16/04/2015 14:08 BST | Updated 16/06/2015 06:59 BST

Fundraising - Or: How I Learned to Stop Worrying and Love Lycra

Last weekend I ran 20 miles. When I say "ran", the reality is more that of a limping, wounded gazelle but you weren't there, you didn't see and so whatever lycra-clad fitness goddess you initially imagined, stick with that. The reality is nowhere near as glamorous.

I can't really explain how this has happened. I mean, we all make ill-advised decisions from time to time, but I appear to have made a colossal one in that, in two weeks time, I'm running the Virgin Money London Marathon 2015. There appears to have been a terrible mistake. My training plan calls this stage "tapering". I'm calling it "denial and sheer terror". Let me start by blaming some other people.

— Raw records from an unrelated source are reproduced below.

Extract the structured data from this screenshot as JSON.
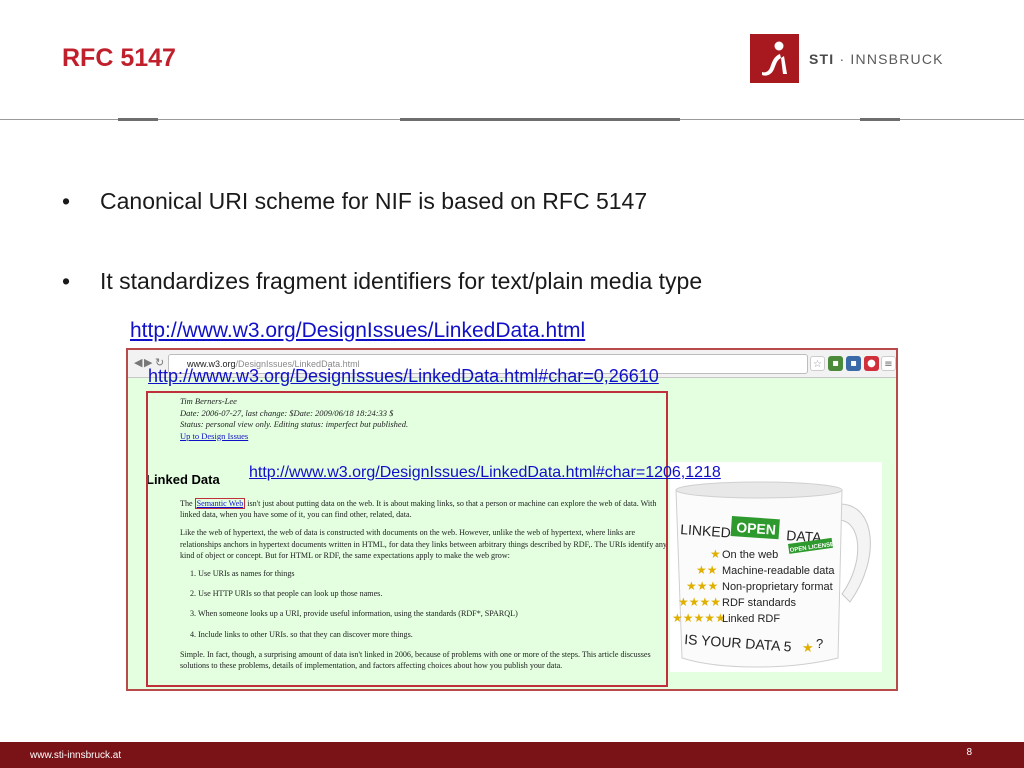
{
  "slide": {
    "title": "RFC 5147",
    "bullets": [
      "Canonical URI scheme for NIF is based on RFC 5147",
      "It standardizes fragment identifiers for text/plain media type"
    ],
    "bullet_glyph": "•",
    "links": {
      "main": "http://www.w3.org/DesignIssues/LinkedData.html",
      "char_range_1": "http://www.w3.org/DesignIssues/LinkedData.html#char=0,26610",
      "char_range_2": "http://www.w3.org/DesignIssues/LinkedData.html#char=1206,1218"
    }
  },
  "logo": {
    "name_bold": "STI",
    "name_rest": " · INNSBRUCK",
    "icon": "sti-logo-icon",
    "color": "#a8181f"
  },
  "screenshot": {
    "url_host": "www.w3.org",
    "url_path": "/DesignIssues/LinkedData.html",
    "nav_back": "◀",
    "nav_forward": "▶",
    "nav_reload": "↻",
    "meta": {
      "author": "Tim Berners-Lee",
      "date": "Date: 2006-07-27, last change: $Date: 2009/06/18 18:24:33 $",
      "status": "Status: personal view only. Editing status: imperfect but published.",
      "up_link": "Up to Design Issues"
    },
    "heading": "Linked Data",
    "intro_pre": "The ",
    "intro_term": "Semantic Web",
    "intro_post": " isn't just about putting data on the web. It is about making links, so that a person or machine can explore the web of data.  With linked data, when you have some of it, you can find other, related, data.",
    "para2": "Like the web of hypertext, the web of data is constructed with documents on the web. However,  unlike the web of hypertext, where links are relationships anchors in hypertext documents written in HTML, for data they links  between arbitrary things described by RDF,.  The URIs identify any kind of object or  concept.   But for HTML or RDF, the same expectations apply to make the web grow:",
    "rules": [
      "1.  Use URIs as names for things",
      "2.  Use HTTP URIs so that people can look up those names.",
      "3.  When someone looks up a URI, provide useful information, using the standards (RDF*, SPARQL)",
      "4.  Include links to other URIs. so that they can discover more things."
    ],
    "closing": "Simple.  In fact, though, a surprising amount of data isn't linked in 2006, because of problems with one or more of the steps.  This article discusses solutions to these problems, details of implementation, and factors affecting choices about how you publish your data.",
    "mug": {
      "line1_a": "LINKED",
      "line1_b": "OPEN",
      "line1_c": "DATA",
      "items": [
        "On the web",
        "Machine-readable data",
        "Non-proprietary format",
        "RDF standards",
        "Linked RDF"
      ],
      "badge": "OPEN LICENSE",
      "tagline": "IS YOUR DATA 5",
      "tagline_end": "?",
      "star_color": "#e0b000",
      "green": "#2e9a2e"
    }
  },
  "footer": {
    "url": "www.sti-innsbruck.at",
    "page": "8",
    "color": "#7a1317"
  }
}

A couple of years ago, I broke my foot. Quite spectacularly, in four places. Quite unspectacularly, by being a bit pissed and tripping down two steps. For this, I blame my friends Tom and Lucy for having steps leading into their bathroom. And BungaBunga for unlimited prosecco. It was the year of the London Olympics. We were surrounded by ad campaigns urging us all to get off our arses and do some exercise but I couldn't, even if I'd wanted to. Through a combination of my bones being a bit slow to get their shit together, and contradictory advice from the three consultants I saw on rotation, my foot took longer than hoped to heal. Then when I got the all clear for "impact" sports, something odd happened. I decided I was going to go for a run.

I didn't get very far. Well, I got to the gym and onto the treadmill. And ran for about 30 seconds before I couldn't breathe and I got a bit embarrassed. So I got off the treadmill. I can't imagine this is how Mo Farah's career began. Then someone mentioned the Couch To 5k app, so I downloaded that and went back. Running at first for 30 seconds, then for a minute, then for 90 seconds. And sort of just kept going.Until I got to about 3k and lost the will to live. Enter Jane, previous flatmate and general purveyor of sense, who had to put up with all my moping when I couldn't walk. She'd previously trained for the Paris marathon but had to pull out due to injury. She said running outside was less boring.

I don't know how to explain how terrified I was of running outside. I have wobbly bits that somehow seem okay in a gym (where there's always someone more wobbly) but I always thought were some sort of crime to take out in public. Surely if I tried to run down the road, someone would take me to one side and gently usher me back indoors as I was making grown men cry? Would children point and laugh? Would I look like Phoebe from Friends when she ran through Central Park? Enter main culprit Kat Brown, who shoulders 90% of the blame for this running nonsense.

Kat told me to read a book called Running Like A Girl by the utterly brilliant Alexandra Heminsley. I have yet to meet another female runner who hasn't found it ludicrously inspirational, and have bought and gifted more copies than I'd dare count. You MUST read it for yourself, but what I took away from it was this: Nobody is watching you. Nobody cares what you look like. If your face is red and you're limping and wheezing round the park, it might be because you've just run 20 miles, not because you're horribly unfit and drank too much prosecco the previous night (even if the latter is the truth). I trudged on.

And so, in June 2013, I ran my first 5k. In October 2013, I ran my first 10k. In May 2014 I ran my first half marathon. And in April 2014 I watched Kat run her first marathon. A few months later I applied to run this year's London Marathon in support of The Mental Health Foundation. And the blighters gave me a place. So here we are. If you'd like to support my fundraising efforts you can buy a ticket to Funny Peculiar at The Udderbelly Festival on Mon 20th April -